  2. 'Thomas Wijck' at Sphinx Fine Art
  3. M. Bryan. Dictionary of Painters and Engravers, biographical and critical. v. II. London, George Bell and Sons, 1889.

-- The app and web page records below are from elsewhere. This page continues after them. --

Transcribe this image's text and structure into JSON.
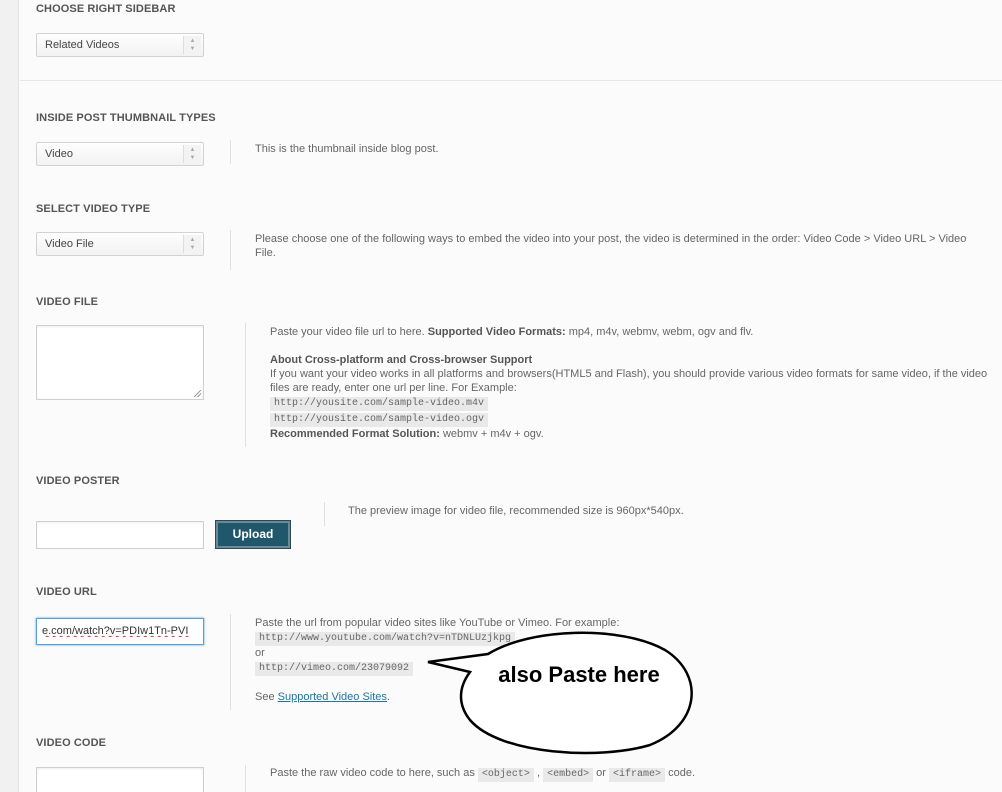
{
  "sections": {
    "right_sidebar": {
      "heading": "CHOOSE RIGHT SIDEBAR",
      "value": "Related Videos"
    },
    "thumbnail_types": {
      "heading": "INSIDE POST THUMBNAIL TYPES",
      "value": "Video",
      "desc": "This is the thumbnail inside blog post."
    },
    "video_type": {
      "heading": "SELECT VIDEO TYPE",
      "value": "Video File",
      "desc": "Please choose one of the following ways to embed the video into your post, the video is determined in the order: Video Code > Video URL > Video File."
    },
    "video_file": {
      "heading": "VIDEO FILE",
      "line1_a": "Paste your video file url to here. ",
      "line1_b": "Supported Video Formats:",
      "line1_c": " mp4, m4v, webmv, webm, ogv and flv.",
      "support_title": "About Cross-platform and Cross-browser Support",
      "support_text": "If you want your video works in all platforms and browsers(HTML5 and Flash), you should provide various video formats for same video, if the video files are ready, enter one url per line. For Example:",
      "example1": "http://yousite.com/sample-video.m4v",
      "example2": "http://yousite.com/sample-video.ogv",
      "recommended_label": "Recommended Format Solution:",
      "recommended_value": " webmv + m4v + ogv."
    },
    "video_poster": {
      "heading": "VIDEO POSTER",
      "upload_label": "Upload",
      "desc": "The preview image for video file, recommended size is 960px*540px."
    },
    "video_url": {
      "heading": "VIDEO URL",
      "value": "e.com/watch?v=PDIw1Tn-PVI",
      "desc": "Paste the url from popular video sites like YouTube or Vimeo. For example:",
      "example1": "http://www.youtube.com/watch?v=nTDNLUzjkpg",
      "or": "or",
      "example2": "http://vimeo.com/23079092",
      "see": "See ",
      "link": "Supported Video Sites",
      "period": "."
    },
    "video_code": {
      "heading": "VIDEO CODE",
      "desc_a": "Paste the raw video code to here, such as ",
      "tag1": "<object>",
      "comma": " , ",
      "tag2": "<embed>",
      "or": " or ",
      "tag3": "<iframe>",
      "desc_b": " code."
    }
  },
  "annotation": {
    "text": "also Paste here"
  }
}
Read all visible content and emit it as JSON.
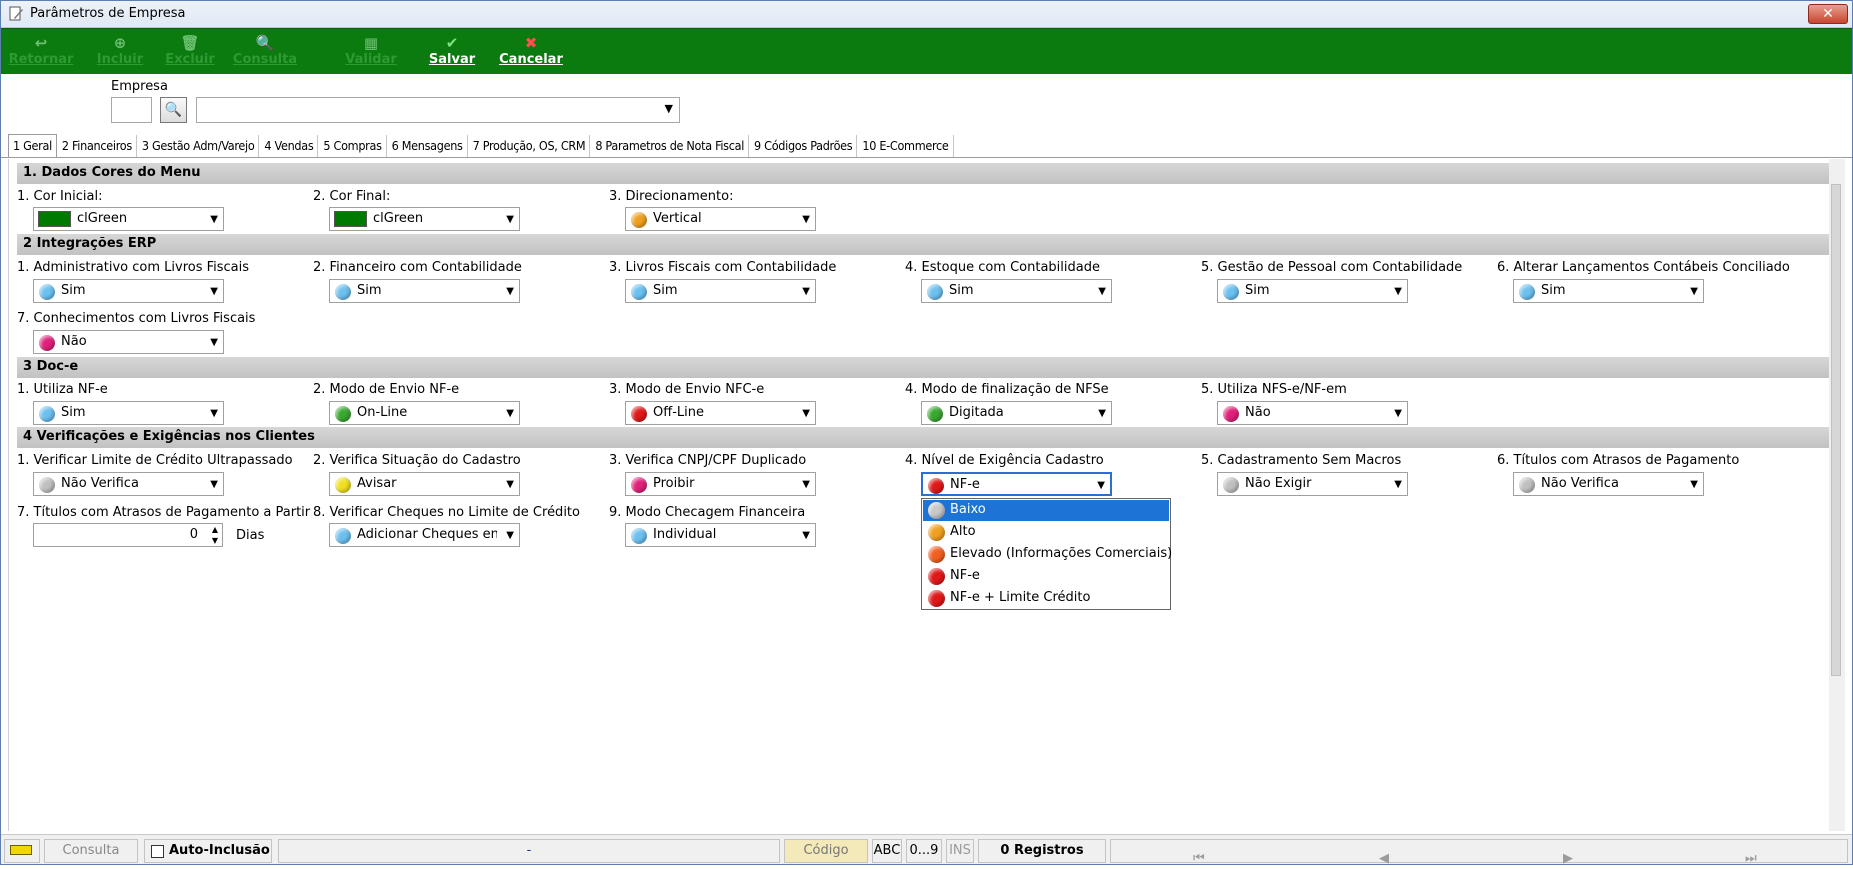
{
  "window": {
    "title": "Parâmetros de Empresa",
    "close_glyph": "✕"
  },
  "toolbar": {
    "retornar": "Retornar",
    "incluir": "Incluir",
    "excluir": "Excluir",
    "consulta": "Consulta",
    "validar": "Validar",
    "salvar": "Salvar",
    "cancelar": "Cancelar"
  },
  "empresa": {
    "label": "Empresa",
    "code_value": "",
    "name_value": ""
  },
  "tabs": [
    "1 Geral",
    "2 Financeiros",
    "3 Gestão Adm/Varejo",
    "4 Vendas",
    "5 Compras",
    "6 Mensagens",
    "7 Produção, OS, CRM",
    "8 Parametros de Nota Fiscal",
    "9 Códigos Padrões",
    "10 E-Commerce"
  ],
  "sections": {
    "s1": "1.  Dados Cores do Menu",
    "s2": "2 Integrações ERP",
    "s3": "3  Doc-e",
    "s4": "4 Verificações e Exigências nos Clientes"
  },
  "fields": {
    "cor_inicial": {
      "label": "1. Cor Inicial:",
      "value": "clGreen",
      "color": "#007a00"
    },
    "cor_final": {
      "label": "2. Cor Final:",
      "value": "clGreen",
      "color": "#007a00"
    },
    "direcionamento": {
      "label": "3. Direcionamento:",
      "value": "Vertical",
      "color": "#f0a020"
    },
    "adm_livros": {
      "label": "1. Administrativo com Livros Fiscais",
      "value": "Sim",
      "color": "#6cc0f0"
    },
    "fin_contab": {
      "label": "2. Financeiro com Contabilidade",
      "value": "Sim",
      "color": "#6cc0f0"
    },
    "livros_contab": {
      "label": "3. Livros Fiscais com Contabilidade",
      "value": "Sim",
      "color": "#6cc0f0"
    },
    "estoque_contab": {
      "label": "4. Estoque com Contabilidade",
      "value": "Sim",
      "color": "#6cc0f0"
    },
    "pessoal_contab": {
      "label": "5. Gestão de Pessoal com Contabilidade",
      "value": "Sim",
      "color": "#6cc0f0"
    },
    "alterar_lanc": {
      "label": "6. Alterar Lançamentos Contábeis Conciliado",
      "value": "Sim",
      "color": "#6cc0f0"
    },
    "conhec_livros": {
      "label": "7. Conhecimentos com Livros Fiscais",
      "value": "Não",
      "color": "#e0207a"
    },
    "utiliza_nfe": {
      "label": "1. Utiliza NF-e",
      "value": "Sim",
      "color": "#6cc0f0"
    },
    "modo_nfe": {
      "label": "2. Modo de Envio NF-e",
      "value": "On-Line",
      "color": "#3aa830"
    },
    "modo_nfce": {
      "label": "3. Modo de Envio NFC-e",
      "value": "Off-Line",
      "color": "#e01818"
    },
    "modo_nfse": {
      "label": "4. Modo de finalização de NFSe",
      "value": "Digitada",
      "color": "#3aa830"
    },
    "utiliza_nfse": {
      "label": "5. Utiliza NFS-e/NF-em",
      "value": "Não",
      "color": "#e0207a"
    },
    "limite_credito": {
      "label": "1. Verificar Limite de Crédito Ultrapassado",
      "value": "Não Verifica",
      "color": "#c0c0c0"
    },
    "situacao_cad": {
      "label": "2. Verifica Situação do Cadastro",
      "value": "Avisar",
      "color": "#f0e020"
    },
    "cnpj_dup": {
      "label": "3. Verifica CNPJ/CPF Duplicado",
      "value": "Proibir",
      "color": "#e0207a"
    },
    "nivel_exig": {
      "label": "4. Nível de Exigência Cadastro",
      "value": "NF-e",
      "color": "#e01818"
    },
    "sem_macros": {
      "label": "5. Cadastramento Sem Macros",
      "value": "Não Exigir",
      "color": "#c0c0c0"
    },
    "titulos_atraso": {
      "label": "6. Títulos com Atrasos de Pagamento",
      "value": "Não Verifica",
      "color": "#c0c0c0"
    },
    "titulos_partir": {
      "label": "7. Títulos com Atrasos de Pagamento a Partir",
      "value": "0",
      "unit": "Dias"
    },
    "cheques_limite": {
      "label": "8. Verificar Cheques no Limite de Crédito",
      "value": "Adicionar Cheques en",
      "color": "#6cc0f0"
    },
    "checagem_fin": {
      "label": "9. Modo Checagem Financeira",
      "value": "Individual",
      "color": "#6cc0f0"
    }
  },
  "dropdown": {
    "items": [
      {
        "text": "Baixo",
        "color": "#c8c8c8",
        "selected": true
      },
      {
        "text": "Alto",
        "color": "#f0a020"
      },
      {
        "text": "Elevado (Informações Comerciais)",
        "color": "#f06020"
      },
      {
        "text": "NF-e",
        "color": "#e01818"
      },
      {
        "text": "NF-e + Limite Crédito",
        "color": "#e01818"
      }
    ]
  },
  "statusbar": {
    "consulta": "Consulta",
    "auto_inclusao": "Auto-Inclusão",
    "dash": "-",
    "codigo": "Código",
    "abc": "ABC",
    "range": "0...9",
    "ins": "INS",
    "registros": "0 Registros",
    "nav_first": "⏮",
    "nav_prev": "◀",
    "nav_next": "▶",
    "nav_last": "⏭"
  }
}
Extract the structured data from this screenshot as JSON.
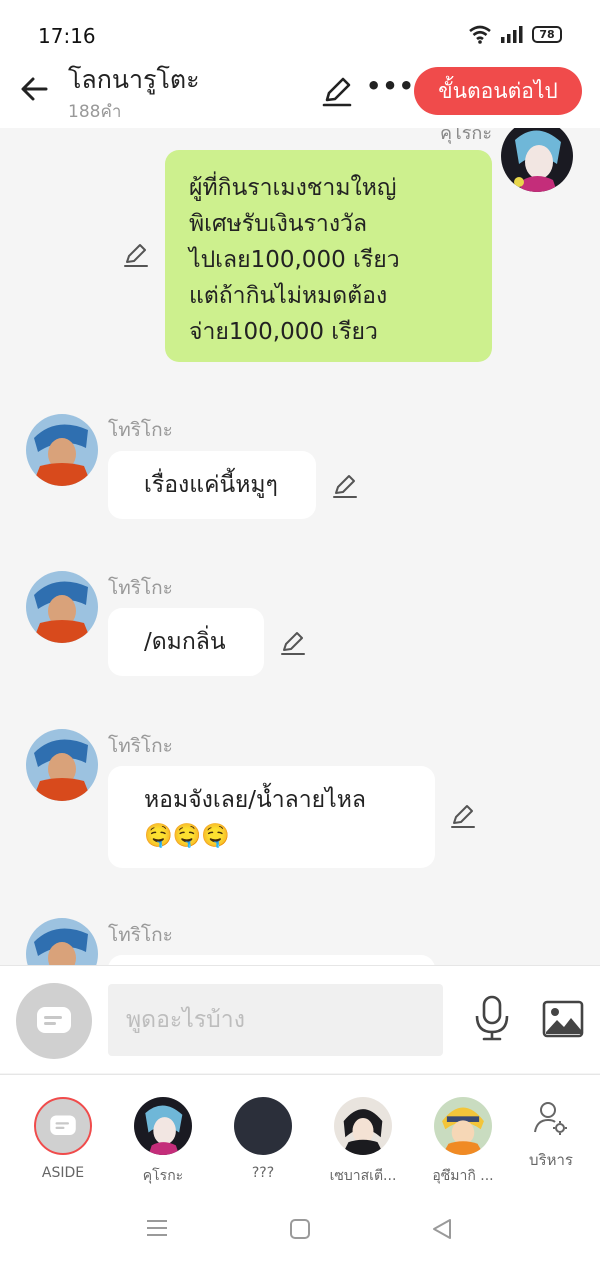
{
  "status": {
    "time": "17:16",
    "battery": "78"
  },
  "header": {
    "title": "โลกนารูโตะ",
    "subtitle": "188คำ",
    "next_label": "ขั้นตอนต่อไป"
  },
  "chat": {
    "partial_sender": "คุโรกะ",
    "messages": [
      {
        "sender": "คุโรกะ",
        "lines": [
          "ผู้ที่กินราเมงชามใหญ่",
          "พิเศษรับเงินรางวัล",
          "ไปเลย100,000 เรียว",
          "แต่ถ้ากินไม่หมดต้อง",
          "จ่าย100,000 เรียว"
        ]
      },
      {
        "sender": "โทริโกะ",
        "text": "เรื่องแค่นี้หมูๆ"
      },
      {
        "sender": "โทริโกะ",
        "text": "/ดมกลิ่น"
      },
      {
        "sender": "โทริโกะ",
        "lines": [
          "หอมจังเลย/น้ำลายไหล",
          "🤤🤤🤤"
        ]
      },
      {
        "sender": "โทริโกะ",
        "text": ""
      }
    ]
  },
  "input": {
    "placeholder": "พูดอะไรบ้าง"
  },
  "characters": [
    {
      "label": "ASIDE"
    },
    {
      "label": "คุโรกะ"
    },
    {
      "label": "???"
    },
    {
      "label": "เซบาสเตี..."
    },
    {
      "label": "อุซึมากิ ..."
    }
  ],
  "manage_label": "บริหาร",
  "colors": {
    "accent": "#f04b4b",
    "user_bubble": "#cdf08e",
    "background": "#f5f5f5"
  },
  "icons": {
    "back": "arrow-left-icon",
    "edit": "pencil-icon",
    "more": "more-dots-icon",
    "mic": "microphone-icon",
    "image": "image-icon",
    "manage": "user-settings-icon"
  }
}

  4. Nicholson, Benedict (1968). Joseph Wright of Derby: painter of light, Volume 1. Taylor & Francis. p. 52.